Healthy Volunteers
healthy people welcome
at San Francisco, California and other locations
study started
completion around
Principal Investigator
by Steven Hetts, MD
Headshot of Steven Hetts
Steven Hetts



The Comprehensive HHT Outcomes Registry of the United States (CHORUS) is an observational registry of patients diagnosed with Hereditary Hemorrhagic Telangiectasia (HHT). The purpose of this study is to better understand HHT, the symptoms and complications it causes, and the impact the disease has on people's lives. The investigators will collect long-term information about the participant, allowing us to understand how the disease changes over time, and what factors can influence those changes. Ultimately, this should help improve treatments for the disease.

Another important goal of the study is to provide a way to contact people to participate in future clinical trials and other research. The registry will be a centralized resource for recruitment for clinical trials. People in the registry will not be obligated to join any of these additional studies, but if interested, can agree to be contacted if they may be eligible for a study.

Participants will:

  • Be asked to provide permission to collect information from their medical records, including things like demographic information, diagnosis information, family history, test results, treatment information, symptoms, complications, lifestyle and other relevant medical information.
  • Be asked study-related questions by phone or at a clinic visit.
  • Be asked study-related questions every year after enrollment for up to 10 years or until the study ends. A member of the study team will communicate with participants by phone or at clinic visits to collect information regarding any changes to their health over the previous year/s including new test results, treatment information, symptoms, and complications from HHT.

Official Title

CHORUS: Comprehensive HHT (Hereditary Hemorrhagic Telangiectasia) Outcomes Registry of the United States


The Comprehensive HHT Outcomes Registry of the United States (CHORUS) is a research initiative led by the HHT Foundation International, Inc. ("Cure HHT"). The study focuses on Hereditary Hemorrhagic Telangiectasia (HHT), a rare genetic disorder characterized by the development of abnormal blood vessels in various organs of the body, including the brain, spine, lungs, liver, GI tract, skin, nasal mucosa, and oral cavity.
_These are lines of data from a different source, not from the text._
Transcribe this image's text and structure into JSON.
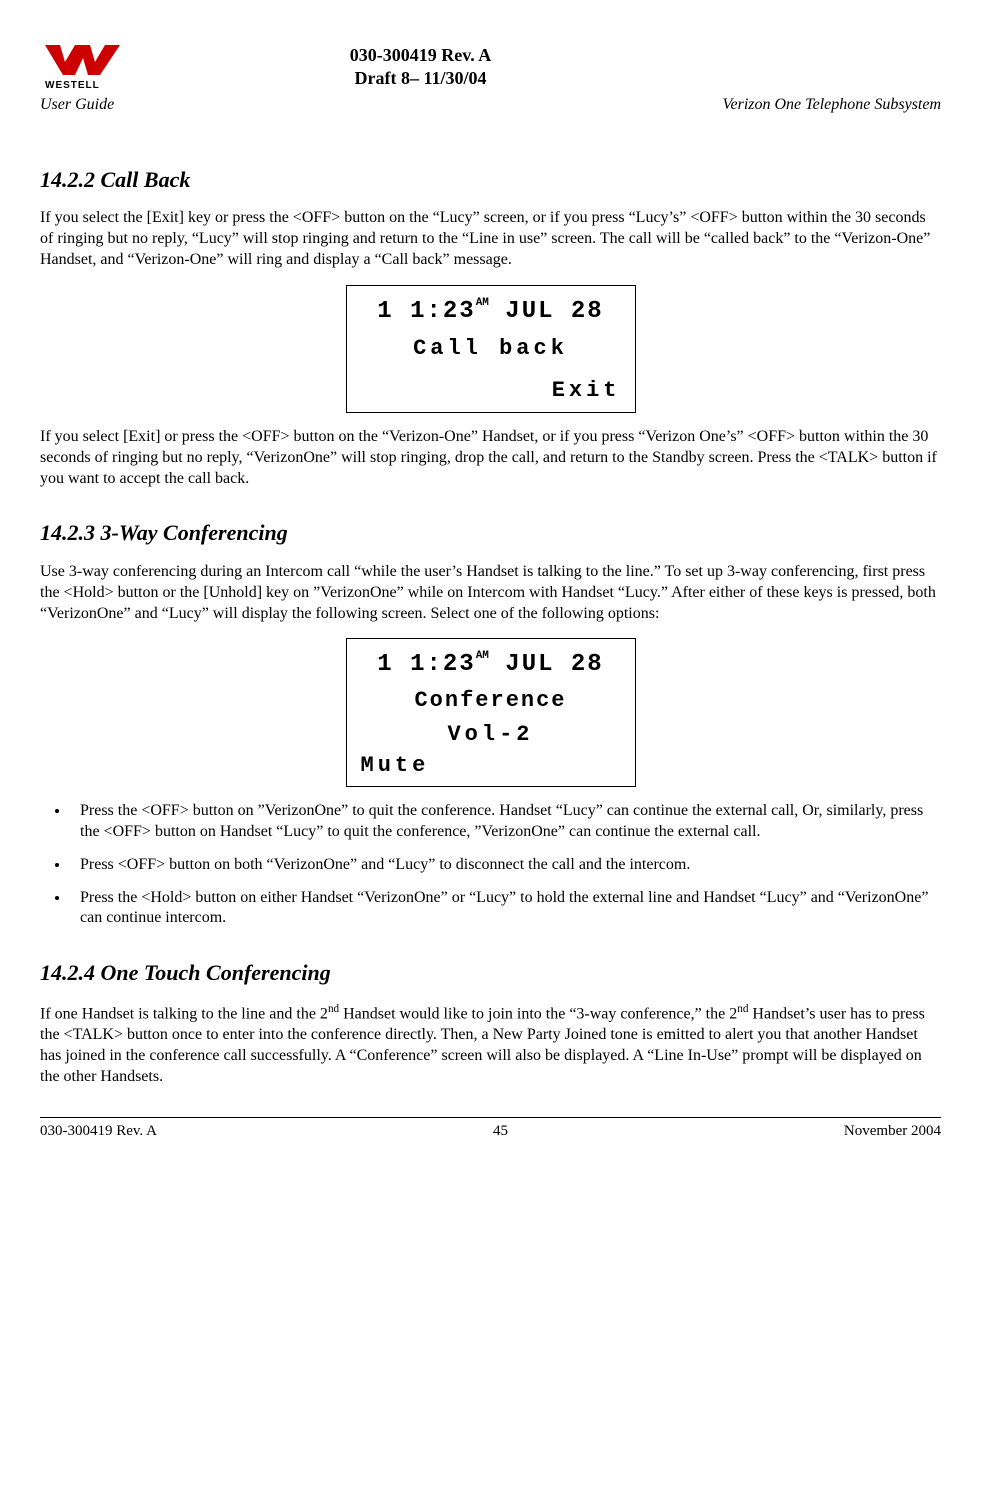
{
  "header": {
    "doc_id": "030-300419 Rev. A",
    "draft_line": "Draft 8– 11/30/04",
    "user_guide": "User Guide",
    "product": "Verizon One Telephone Subsystem"
  },
  "section_call_back": {
    "heading": "14.2.2 Call Back",
    "para1": "If you select the [Exit] key or press the <OFF> button on the “Lucy” screen, or if you press “Lucy’s” <OFF> button within the 30 seconds of ringing but no reply, “Lucy” will stop ringing and return to the “Line in use” screen. The call will be “called back” to the  “Verizon-One” Handset, and “Verizon-One” will ring and display a “Call back” message.",
    "lcd_time_hm": "1 1:23",
    "lcd_time_ampm": "AM",
    "lcd_time_date": " JUL 28",
    "lcd_line1": "Call back",
    "lcd_line2": "Exit",
    "para2": "If you select [Exit] or press the <OFF> button on the “Verizon-One” Handset, or if you press “Verizon One’s” <OFF> button within the 30 seconds of ringing but no reply,  “VerizonOne” will stop ringing, drop the call, and return to the Standby screen. Press the <TALK> button if you want to accept the call back."
  },
  "section_3way": {
    "heading": "14.2.3 3-Way Conferencing",
    "para1": "Use 3-way conferencing during an Intercom call  “while the user’s Handset is talking to the line.” To set up 3-way conferencing, first press the <Hold> button or the [Unhold] key on ”VerizonOne” while on Intercom with Handset “Lucy.” After either of these keys is pressed, both “VerizonOne” and “Lucy” will display the following screen. Select one of the following options:",
    "lcd_time_hm": "1 1:23",
    "lcd_time_ampm": "AM",
    "lcd_time_date": " JUL 28",
    "lcd_conf": "Conference",
    "lcd_vol": "Vol-2",
    "lcd_mute": "Mute",
    "bullets": [
      "Press the <OFF> button on ”VerizonOne” to quit the conference. Handset “Lucy” can continue the external call, Or, similarly, press the <OFF> button on Handset “Lucy” to quit the conference, ”VerizonOne” can continue the external call.",
      "Press <OFF> button on both  “VerizonOne” and “Lucy” to disconnect the call and the intercom.",
      "Press the <Hold> button on either Handset  “VerizonOne” or “Lucy” to hold the external line and Handset “Lucy” and “VerizonOne” can continue intercom."
    ]
  },
  "section_onetouch": {
    "heading": "14.2.4 One Touch Conferencing",
    "para_pre": "If one Handset is talking to the line and the 2",
    "para_sup1": "nd",
    "para_mid": " Handset would like to join into the “3-way conference,” the 2",
    "para_sup2": "nd",
    "para_post": " Handset’s user has to press the <TALK> button once to enter into the conference directly. Then, a New Party Joined tone is emitted to alert you that another Handset has joined in the conference call successfully. A “Conference” screen will also be displayed.  A “Line In-Use” prompt will be displayed on the other Handsets."
  },
  "footer": {
    "left": "030-300419 Rev. A",
    "center": "45",
    "right": "November 2004"
  }
}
The prevalence of HHT is estimated to be 1 in 5000, affecting children and adults. These abnormal blood vessels can lead to acute and chronic bleeding, stroke, heart failure, and death. Treatments are currently predominately limited to managing complications, while approximately 90% of adults have ongoing symptoms, despite the best surgical and medical therapies. With recent drug developments related to angiogenesis, there is hope for effective novel therapies.

A natural history registry for HHT has significant implications for improving the understanding and management of this rare genetic disorder. The purpose of this study is to better understand HHT, the symptoms and complications it causes ("outcomes"), and to understand how the disease impacts people's lives. The investigators hypothesize that a natural history registry for HHT will improve our understanding of the disease, lead to better management of patients, and ultimately, contribute to developing novel therapies to treat this disease.
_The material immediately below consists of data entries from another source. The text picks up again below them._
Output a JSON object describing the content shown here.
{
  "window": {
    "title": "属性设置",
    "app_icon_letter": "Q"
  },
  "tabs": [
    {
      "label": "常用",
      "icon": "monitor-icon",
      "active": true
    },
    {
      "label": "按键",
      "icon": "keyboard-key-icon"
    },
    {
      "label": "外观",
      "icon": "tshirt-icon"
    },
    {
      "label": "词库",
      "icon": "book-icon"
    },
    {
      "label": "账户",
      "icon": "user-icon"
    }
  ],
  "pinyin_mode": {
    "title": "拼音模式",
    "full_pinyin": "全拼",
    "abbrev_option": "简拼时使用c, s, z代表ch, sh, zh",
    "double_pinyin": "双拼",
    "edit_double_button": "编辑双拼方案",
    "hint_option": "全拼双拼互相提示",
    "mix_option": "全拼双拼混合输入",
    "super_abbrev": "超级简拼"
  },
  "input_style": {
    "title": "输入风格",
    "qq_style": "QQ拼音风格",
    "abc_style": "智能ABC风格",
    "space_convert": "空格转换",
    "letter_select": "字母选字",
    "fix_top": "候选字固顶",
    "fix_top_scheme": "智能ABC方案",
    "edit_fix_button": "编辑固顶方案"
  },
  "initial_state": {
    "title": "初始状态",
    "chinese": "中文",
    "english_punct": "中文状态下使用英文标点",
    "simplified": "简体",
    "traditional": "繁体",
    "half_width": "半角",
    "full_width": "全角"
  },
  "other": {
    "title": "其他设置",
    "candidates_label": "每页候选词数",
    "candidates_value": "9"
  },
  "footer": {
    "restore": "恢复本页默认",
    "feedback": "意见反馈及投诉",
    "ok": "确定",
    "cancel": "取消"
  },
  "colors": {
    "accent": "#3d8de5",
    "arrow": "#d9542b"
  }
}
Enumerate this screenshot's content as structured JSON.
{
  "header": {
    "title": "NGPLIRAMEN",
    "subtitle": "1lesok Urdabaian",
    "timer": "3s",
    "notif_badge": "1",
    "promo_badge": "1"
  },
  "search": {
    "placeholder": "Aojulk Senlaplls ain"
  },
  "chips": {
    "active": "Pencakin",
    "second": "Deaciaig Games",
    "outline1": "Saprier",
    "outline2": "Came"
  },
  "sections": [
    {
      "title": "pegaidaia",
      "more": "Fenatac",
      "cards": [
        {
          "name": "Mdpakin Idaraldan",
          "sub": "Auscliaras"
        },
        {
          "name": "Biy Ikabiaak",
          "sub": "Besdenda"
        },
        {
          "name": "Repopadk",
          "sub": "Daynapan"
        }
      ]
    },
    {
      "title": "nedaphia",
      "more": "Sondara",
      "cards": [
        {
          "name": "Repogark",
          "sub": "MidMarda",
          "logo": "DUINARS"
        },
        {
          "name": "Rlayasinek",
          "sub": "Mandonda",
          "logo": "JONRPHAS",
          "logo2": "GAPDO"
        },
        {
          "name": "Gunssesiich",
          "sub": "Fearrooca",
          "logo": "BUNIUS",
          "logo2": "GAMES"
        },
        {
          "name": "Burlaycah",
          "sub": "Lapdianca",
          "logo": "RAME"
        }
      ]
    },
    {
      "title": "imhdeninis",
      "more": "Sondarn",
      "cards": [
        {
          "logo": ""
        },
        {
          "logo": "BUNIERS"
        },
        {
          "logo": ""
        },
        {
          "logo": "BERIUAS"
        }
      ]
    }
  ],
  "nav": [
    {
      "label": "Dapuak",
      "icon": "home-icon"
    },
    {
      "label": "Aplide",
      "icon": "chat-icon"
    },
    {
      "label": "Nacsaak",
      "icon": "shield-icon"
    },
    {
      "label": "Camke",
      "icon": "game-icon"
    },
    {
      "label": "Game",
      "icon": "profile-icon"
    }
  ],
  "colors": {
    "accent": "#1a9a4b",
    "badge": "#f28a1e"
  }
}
The investigators will collaborate with multiple HHT Centers of Excellence across the U.S. to establish a comprehensive registry of HHT patients. The study aims to enroll approximately 10,000 HHT patients over a 10-year period. Longitudinal data will be collected both retrospectively and prospectively, with a focus on increasing the understanding of this rare disease, accelerating the development of new diagnostic and treatment options, and working collaboratively with clinicians who care for individuals with HHT to identify and address gaps in the system of care, especially those from underserved populations.
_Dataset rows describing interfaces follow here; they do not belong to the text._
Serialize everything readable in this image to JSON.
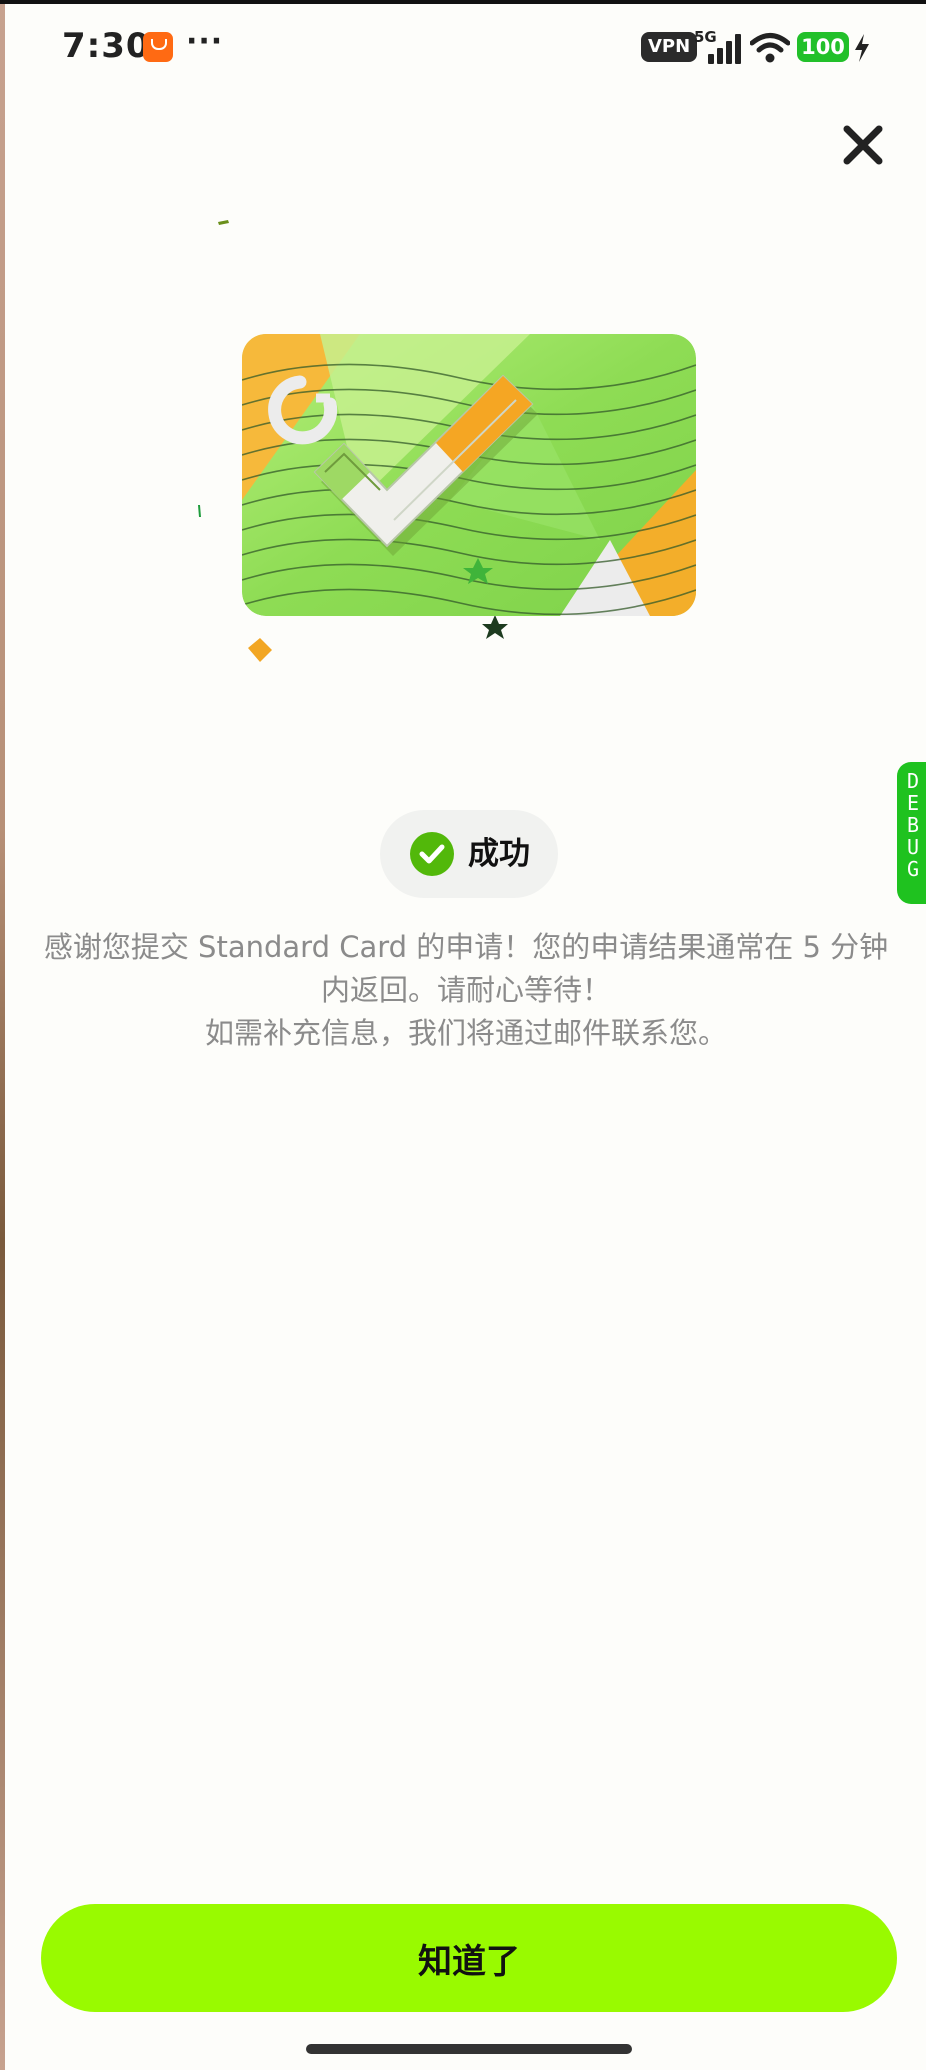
{
  "status_bar": {
    "time": "7:30",
    "more": "···",
    "vpn": "VPN",
    "network": "5G",
    "battery": "100"
  },
  "status": {
    "label": "成功"
  },
  "message": {
    "line1": "感谢您提交 Standard Card 的申请！您的申请结果通常在 5 分钟内返回。请耐心等待！",
    "line2": "如需补充信息，我们将通过邮件联系您。"
  },
  "debug_tab": {
    "letters": [
      "D",
      "E",
      "B",
      "U",
      "G"
    ]
  },
  "primary_button": {
    "label": "知道了"
  },
  "colors": {
    "accent": "#99fa00",
    "success": "#52b80a",
    "debug": "#1fc21f",
    "text_muted": "#8b8b8b"
  },
  "icons": {
    "close": "close-icon",
    "success": "check-circle-icon",
    "hero": "card-check-illustration"
  }
}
The study aims to serve as a centralized resource for future clinical trials and research in HHT. Data security and confidentiality are prioritized, and participants have the option to withdraw from the study at any time. The study is funded by the U.S. Department of Health Resources and Service Administration (HRSA) through a grant awarded to Cure HHT.


Hereditary Hemorrhagic Telangiectasia, Arteriovenous Malformations, Telangiectasia, Epistaxis, GastroIntestinal Bleeding, Cerebral Arteriovenous Malformations, Vascular Malformation, Hemangioma, Gastrointestinal Hemorrhage, Intracranial Arteriovenous Malformations, Telangiectasis, Vascular Malformations, Congenital Abnormalities


You can join if…

  • Diagnosed with HHT based on the Curacao diagnostic criteria or genetic testing.
  • Able to provide informed consent or informed consent via a parent or legally authorized representative due to their age or medical condition.

You CAN'T join if...

  • Unable to provide informed consent or informed consent via a parent or legally authorized representative.


  • UCSF accepting new patients
    San Francisco California 94107 United States
  • University of California, Los Angeles accepting new patients
    Los Angeles California 90095 United States

Lead Scientist at UCSF

  • Steven Hetts, MD
    Steven Hetts, MD is Chief of Neuroendovascular Surgery at the UCSF Mission Bay Hospitals, where he provides cutting-edge, minimally invasive endovascular therapy for children and adults with stroke, cerebrovascular disease and tumors, including retinoblastoma.


accepting new patients
Start Date
Completion Date
Cure HHT
Study Type
Observational [Patient Registry]
Expecting 10000 study participants
Last Updated